A few years prior to the outbreak of the American Revolution, the use of general warrants to aid in prosecutions for seditious libel was judicially condemned in England in two landmark cases, Wilkes v. Wood, 19 How. St. Tr. 1153 (1763) and Entick v. Carrington, 19 How. St. Tr. 1029 (1765). In the former case, John Wilkes had boldly denounced the English government in issue No. 45 of the North Briton. By authority of a warrant issued by the Secretary of State, Wilkes was carried away, and his house was then searched and his papers indiscriminately seized. Wilkes sued and obtained a verdict of one thousand pounds against one of the perpetrators of the search and four thousand pounds against the Secretary of State. In his opinion, Lord Camden condemned the "general warrant, where no inventory is made of the things thus taken away, and where no offenders' names are specified in the warrant, and therefore a discretionary power given to messengers to search wherever their suspicions may chance to fall." 19 How. St. Tr. at 1167. However, while Lord Camden was obviously distraught at what he viewed as a "ridiculous warrant against the whole English nation," there is no indication that he believed the warrant could not be executed in Wilkes' absence.

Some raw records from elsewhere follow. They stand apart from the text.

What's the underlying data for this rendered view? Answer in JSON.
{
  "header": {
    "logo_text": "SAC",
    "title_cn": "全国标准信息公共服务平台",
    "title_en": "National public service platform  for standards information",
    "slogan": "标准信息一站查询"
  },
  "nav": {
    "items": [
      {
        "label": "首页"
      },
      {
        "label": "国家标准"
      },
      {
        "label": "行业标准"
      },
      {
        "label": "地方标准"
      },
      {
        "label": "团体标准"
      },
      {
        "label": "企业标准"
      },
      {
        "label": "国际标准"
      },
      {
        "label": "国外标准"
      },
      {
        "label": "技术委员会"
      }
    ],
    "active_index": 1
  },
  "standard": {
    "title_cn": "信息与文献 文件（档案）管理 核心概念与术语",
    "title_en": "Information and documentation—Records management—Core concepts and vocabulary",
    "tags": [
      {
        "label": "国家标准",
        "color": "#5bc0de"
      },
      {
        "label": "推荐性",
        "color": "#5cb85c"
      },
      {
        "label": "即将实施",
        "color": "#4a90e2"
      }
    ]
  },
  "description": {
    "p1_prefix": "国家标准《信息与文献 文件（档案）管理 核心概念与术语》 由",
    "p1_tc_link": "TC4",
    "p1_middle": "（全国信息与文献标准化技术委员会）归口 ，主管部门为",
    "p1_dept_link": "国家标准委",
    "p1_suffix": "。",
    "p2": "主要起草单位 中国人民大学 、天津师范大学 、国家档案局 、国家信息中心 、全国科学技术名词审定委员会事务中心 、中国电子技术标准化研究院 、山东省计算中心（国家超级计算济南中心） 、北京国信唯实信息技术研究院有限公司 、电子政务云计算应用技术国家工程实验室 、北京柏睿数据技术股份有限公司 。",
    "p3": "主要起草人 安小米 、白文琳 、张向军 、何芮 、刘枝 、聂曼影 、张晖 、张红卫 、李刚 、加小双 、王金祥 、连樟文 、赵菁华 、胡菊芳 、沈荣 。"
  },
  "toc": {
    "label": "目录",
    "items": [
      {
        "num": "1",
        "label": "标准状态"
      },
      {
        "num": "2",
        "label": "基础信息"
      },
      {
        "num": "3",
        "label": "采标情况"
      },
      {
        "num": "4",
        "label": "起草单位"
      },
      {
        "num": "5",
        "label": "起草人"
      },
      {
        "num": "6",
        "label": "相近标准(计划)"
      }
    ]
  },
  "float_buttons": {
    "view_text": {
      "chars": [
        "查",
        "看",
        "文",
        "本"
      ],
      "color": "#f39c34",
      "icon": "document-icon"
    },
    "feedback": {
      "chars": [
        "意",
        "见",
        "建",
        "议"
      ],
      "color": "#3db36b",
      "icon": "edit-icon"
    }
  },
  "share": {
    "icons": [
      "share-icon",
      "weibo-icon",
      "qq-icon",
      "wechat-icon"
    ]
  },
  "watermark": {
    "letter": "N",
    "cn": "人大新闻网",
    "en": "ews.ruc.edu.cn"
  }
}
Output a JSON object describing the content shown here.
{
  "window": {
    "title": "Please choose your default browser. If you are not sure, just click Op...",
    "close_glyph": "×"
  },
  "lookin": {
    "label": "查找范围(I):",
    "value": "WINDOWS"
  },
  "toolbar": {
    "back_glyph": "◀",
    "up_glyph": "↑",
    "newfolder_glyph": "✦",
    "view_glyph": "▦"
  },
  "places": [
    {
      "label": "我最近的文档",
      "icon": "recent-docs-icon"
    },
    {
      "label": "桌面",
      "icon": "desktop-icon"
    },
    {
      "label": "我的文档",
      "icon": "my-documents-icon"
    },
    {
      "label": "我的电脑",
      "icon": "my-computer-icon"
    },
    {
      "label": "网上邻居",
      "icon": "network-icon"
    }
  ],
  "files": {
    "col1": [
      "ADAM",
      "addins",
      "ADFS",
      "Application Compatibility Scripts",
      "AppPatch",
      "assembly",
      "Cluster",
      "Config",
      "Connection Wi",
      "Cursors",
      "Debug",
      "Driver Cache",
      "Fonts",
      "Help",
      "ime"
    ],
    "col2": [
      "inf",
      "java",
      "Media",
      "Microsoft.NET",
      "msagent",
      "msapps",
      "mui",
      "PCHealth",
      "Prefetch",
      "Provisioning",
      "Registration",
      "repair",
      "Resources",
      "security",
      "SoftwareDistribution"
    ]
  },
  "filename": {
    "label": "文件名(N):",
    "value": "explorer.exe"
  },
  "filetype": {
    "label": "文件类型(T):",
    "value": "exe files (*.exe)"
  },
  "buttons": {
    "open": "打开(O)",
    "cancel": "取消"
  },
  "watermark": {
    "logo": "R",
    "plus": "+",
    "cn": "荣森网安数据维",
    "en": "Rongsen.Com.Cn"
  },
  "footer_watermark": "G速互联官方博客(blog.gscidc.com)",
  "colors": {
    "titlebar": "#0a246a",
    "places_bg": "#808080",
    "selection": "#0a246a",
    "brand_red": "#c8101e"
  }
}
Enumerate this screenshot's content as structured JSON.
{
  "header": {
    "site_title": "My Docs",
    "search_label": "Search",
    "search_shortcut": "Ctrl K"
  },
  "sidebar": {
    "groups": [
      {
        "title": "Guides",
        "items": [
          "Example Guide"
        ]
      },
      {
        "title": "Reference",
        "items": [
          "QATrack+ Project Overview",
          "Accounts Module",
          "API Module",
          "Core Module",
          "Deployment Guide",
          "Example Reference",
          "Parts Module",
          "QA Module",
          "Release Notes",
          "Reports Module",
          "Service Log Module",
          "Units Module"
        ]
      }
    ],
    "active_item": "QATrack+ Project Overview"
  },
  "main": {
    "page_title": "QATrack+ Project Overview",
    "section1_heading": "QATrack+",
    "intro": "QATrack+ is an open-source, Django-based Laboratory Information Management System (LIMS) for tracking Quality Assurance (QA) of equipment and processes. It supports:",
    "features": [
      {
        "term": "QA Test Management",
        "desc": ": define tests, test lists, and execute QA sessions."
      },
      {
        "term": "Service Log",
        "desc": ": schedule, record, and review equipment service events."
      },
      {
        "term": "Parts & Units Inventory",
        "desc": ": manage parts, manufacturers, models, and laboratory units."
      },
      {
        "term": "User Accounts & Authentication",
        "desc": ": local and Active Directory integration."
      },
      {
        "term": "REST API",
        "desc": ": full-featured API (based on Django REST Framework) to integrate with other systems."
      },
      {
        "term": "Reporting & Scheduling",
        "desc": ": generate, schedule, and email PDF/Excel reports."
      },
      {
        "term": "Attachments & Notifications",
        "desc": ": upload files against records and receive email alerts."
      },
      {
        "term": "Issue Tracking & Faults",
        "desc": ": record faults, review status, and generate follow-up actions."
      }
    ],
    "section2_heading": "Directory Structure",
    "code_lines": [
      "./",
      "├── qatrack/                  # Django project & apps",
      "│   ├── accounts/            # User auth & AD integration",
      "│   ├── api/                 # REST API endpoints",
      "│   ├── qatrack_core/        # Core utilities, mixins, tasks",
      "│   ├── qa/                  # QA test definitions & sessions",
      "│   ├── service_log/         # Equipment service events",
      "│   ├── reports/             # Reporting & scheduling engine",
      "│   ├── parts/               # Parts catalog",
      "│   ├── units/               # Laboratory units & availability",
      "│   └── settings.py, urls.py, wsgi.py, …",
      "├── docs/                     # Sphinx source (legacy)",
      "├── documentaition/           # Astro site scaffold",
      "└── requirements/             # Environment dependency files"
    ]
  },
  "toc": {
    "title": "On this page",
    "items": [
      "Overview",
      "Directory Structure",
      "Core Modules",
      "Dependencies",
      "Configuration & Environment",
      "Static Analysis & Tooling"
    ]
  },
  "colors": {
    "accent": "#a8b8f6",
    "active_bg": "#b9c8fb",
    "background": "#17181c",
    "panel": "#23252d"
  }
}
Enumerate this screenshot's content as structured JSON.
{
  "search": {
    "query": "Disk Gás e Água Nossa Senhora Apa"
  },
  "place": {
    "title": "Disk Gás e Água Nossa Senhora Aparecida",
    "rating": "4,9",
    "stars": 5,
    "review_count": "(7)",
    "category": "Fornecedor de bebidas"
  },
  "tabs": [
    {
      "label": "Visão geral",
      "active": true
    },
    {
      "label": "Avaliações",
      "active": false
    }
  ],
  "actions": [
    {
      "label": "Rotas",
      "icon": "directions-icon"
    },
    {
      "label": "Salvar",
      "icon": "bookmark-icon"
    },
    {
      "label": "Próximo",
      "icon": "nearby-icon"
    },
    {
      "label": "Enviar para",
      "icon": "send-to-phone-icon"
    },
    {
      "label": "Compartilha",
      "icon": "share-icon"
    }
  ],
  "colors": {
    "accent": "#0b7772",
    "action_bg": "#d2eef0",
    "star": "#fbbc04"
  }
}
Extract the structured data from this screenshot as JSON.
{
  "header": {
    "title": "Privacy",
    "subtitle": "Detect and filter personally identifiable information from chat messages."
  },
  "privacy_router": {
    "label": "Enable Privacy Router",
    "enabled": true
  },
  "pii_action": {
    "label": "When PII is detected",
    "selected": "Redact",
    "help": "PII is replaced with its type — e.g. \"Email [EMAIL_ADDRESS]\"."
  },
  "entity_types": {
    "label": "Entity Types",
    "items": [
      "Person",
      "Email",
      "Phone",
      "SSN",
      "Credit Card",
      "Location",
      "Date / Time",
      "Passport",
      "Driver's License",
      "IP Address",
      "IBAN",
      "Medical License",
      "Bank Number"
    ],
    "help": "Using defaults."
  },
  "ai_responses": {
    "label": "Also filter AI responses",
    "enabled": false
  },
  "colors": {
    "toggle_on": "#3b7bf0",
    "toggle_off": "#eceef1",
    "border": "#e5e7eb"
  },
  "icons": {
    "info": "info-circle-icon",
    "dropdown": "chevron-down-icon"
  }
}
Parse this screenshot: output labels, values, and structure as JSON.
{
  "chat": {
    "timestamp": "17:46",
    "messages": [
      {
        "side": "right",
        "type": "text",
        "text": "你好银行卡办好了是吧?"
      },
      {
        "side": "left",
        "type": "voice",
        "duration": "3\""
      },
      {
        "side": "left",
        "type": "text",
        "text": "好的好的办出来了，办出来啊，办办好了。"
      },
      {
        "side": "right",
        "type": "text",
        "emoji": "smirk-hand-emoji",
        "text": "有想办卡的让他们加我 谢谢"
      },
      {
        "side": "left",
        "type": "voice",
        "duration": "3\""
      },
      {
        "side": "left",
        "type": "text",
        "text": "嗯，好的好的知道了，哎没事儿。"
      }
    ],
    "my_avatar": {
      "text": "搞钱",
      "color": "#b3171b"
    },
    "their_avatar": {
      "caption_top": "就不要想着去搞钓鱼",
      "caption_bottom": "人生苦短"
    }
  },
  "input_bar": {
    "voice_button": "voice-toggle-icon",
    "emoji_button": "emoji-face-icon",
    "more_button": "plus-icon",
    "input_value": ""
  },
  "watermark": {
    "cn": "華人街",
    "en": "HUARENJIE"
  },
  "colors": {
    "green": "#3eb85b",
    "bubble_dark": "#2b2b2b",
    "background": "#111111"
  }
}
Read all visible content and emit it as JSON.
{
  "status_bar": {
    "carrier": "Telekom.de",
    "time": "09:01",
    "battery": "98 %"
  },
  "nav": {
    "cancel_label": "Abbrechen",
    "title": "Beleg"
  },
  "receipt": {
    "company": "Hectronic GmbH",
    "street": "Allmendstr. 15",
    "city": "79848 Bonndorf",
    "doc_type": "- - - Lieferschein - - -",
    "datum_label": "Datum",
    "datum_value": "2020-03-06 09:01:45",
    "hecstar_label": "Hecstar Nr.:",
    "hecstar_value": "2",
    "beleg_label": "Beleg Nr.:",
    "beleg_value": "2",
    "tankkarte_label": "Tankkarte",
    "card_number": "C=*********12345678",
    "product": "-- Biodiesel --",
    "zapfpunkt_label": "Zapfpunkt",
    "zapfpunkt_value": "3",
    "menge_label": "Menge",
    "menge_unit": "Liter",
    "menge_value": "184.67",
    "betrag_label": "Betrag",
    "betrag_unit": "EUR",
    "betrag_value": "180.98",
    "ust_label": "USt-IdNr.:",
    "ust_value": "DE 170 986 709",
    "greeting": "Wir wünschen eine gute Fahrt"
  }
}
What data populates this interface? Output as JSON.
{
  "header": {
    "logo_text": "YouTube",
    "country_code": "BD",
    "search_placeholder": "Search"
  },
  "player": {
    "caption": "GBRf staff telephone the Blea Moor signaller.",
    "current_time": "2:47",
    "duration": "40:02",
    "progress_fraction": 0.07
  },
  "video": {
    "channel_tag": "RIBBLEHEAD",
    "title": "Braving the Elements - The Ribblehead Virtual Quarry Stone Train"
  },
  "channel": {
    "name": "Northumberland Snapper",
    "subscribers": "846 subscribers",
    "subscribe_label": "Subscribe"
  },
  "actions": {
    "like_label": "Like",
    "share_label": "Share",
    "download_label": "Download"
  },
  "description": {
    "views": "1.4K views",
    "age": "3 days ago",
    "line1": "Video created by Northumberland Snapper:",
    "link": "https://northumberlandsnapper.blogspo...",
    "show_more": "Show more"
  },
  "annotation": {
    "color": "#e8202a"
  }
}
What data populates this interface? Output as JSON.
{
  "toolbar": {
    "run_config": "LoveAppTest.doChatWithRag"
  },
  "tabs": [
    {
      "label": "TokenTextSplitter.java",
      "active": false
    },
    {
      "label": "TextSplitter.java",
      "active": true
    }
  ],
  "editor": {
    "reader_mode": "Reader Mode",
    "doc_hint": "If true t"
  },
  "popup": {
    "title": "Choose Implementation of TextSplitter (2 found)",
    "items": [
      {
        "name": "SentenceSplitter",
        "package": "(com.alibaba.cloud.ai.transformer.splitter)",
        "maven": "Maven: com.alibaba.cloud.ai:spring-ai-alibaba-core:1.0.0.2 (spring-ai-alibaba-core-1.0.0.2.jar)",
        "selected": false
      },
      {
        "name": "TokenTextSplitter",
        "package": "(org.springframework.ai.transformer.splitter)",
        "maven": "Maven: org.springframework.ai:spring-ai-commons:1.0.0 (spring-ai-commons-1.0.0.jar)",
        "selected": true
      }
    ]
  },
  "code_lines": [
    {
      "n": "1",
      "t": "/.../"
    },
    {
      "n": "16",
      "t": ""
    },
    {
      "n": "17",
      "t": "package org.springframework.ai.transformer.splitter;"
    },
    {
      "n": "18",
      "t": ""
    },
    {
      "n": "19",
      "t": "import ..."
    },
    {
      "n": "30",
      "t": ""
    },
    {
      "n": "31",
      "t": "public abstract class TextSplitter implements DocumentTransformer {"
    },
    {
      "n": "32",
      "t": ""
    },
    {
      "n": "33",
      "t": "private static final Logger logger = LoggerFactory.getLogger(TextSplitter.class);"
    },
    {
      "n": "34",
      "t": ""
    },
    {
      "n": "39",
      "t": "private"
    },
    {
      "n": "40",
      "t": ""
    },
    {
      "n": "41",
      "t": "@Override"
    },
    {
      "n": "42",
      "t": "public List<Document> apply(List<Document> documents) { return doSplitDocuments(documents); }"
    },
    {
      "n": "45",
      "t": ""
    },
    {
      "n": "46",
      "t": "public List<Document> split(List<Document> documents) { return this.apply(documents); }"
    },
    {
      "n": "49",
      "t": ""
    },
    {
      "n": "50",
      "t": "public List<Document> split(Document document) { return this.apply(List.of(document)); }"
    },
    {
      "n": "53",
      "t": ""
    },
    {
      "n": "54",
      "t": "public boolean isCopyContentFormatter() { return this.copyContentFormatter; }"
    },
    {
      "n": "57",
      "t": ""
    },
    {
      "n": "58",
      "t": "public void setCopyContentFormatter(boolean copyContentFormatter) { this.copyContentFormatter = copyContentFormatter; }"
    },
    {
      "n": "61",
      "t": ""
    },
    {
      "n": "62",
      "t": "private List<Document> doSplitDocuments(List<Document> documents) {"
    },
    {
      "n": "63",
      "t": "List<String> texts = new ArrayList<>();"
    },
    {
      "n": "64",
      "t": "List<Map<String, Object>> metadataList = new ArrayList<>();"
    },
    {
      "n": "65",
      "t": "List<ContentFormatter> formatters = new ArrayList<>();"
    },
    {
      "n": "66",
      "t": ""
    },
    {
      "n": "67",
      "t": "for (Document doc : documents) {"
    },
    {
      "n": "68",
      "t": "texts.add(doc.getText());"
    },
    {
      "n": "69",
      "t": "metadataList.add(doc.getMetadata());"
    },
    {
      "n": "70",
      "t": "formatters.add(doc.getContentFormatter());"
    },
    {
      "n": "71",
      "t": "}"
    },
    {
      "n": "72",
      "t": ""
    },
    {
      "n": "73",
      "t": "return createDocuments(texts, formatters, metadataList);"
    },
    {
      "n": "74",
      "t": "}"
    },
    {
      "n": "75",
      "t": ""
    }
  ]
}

In Entick v. Carrington, supra, a warrant based on a charge of seditious libel issued for the arrest of Entick, the author of a publication called Monitor or British Freeholder, and for the seizure of all his papers. The King's messengers executing the warrant ransacked Entick's home for four hours and carted away great quantities of books and papers. In an opinion which the Supreme Court has recognized as a wellspring of the rights now protected by the Fourth Amendment,*fn1 Lord Camden declared the general warrant for the seizure of papers contrary to the common law, despite its long history. "This power," he said, "so assumed by the secretary of state is an execution upon all the party's papers, in the first instance. His house is rifled; his most valuable secrets are taken out of his possession, before the paper for which he is charged is found to be criminal by any competent jurisdiction, and before he is convicted either of writing, publishing, or being concerned in the paper." 19 How. St. Tr. at 1064.
The district court in the present case placed great emphasis on one passage in Entick from which it concluded that the common law prohibited the execution of a search warrant if no one was on the premises.*fn2 Upon examination of that passage in the context of the entire opinion, however, we do not believe that such a conclusion is justified. Lord Camden's concern in both Wilkes and Entick was with the unrestricted discretion of those who executed the warrants and not with the presence or absence of either plaintiff. Consequently, after reviewing these two cases along with the other authorities cited ...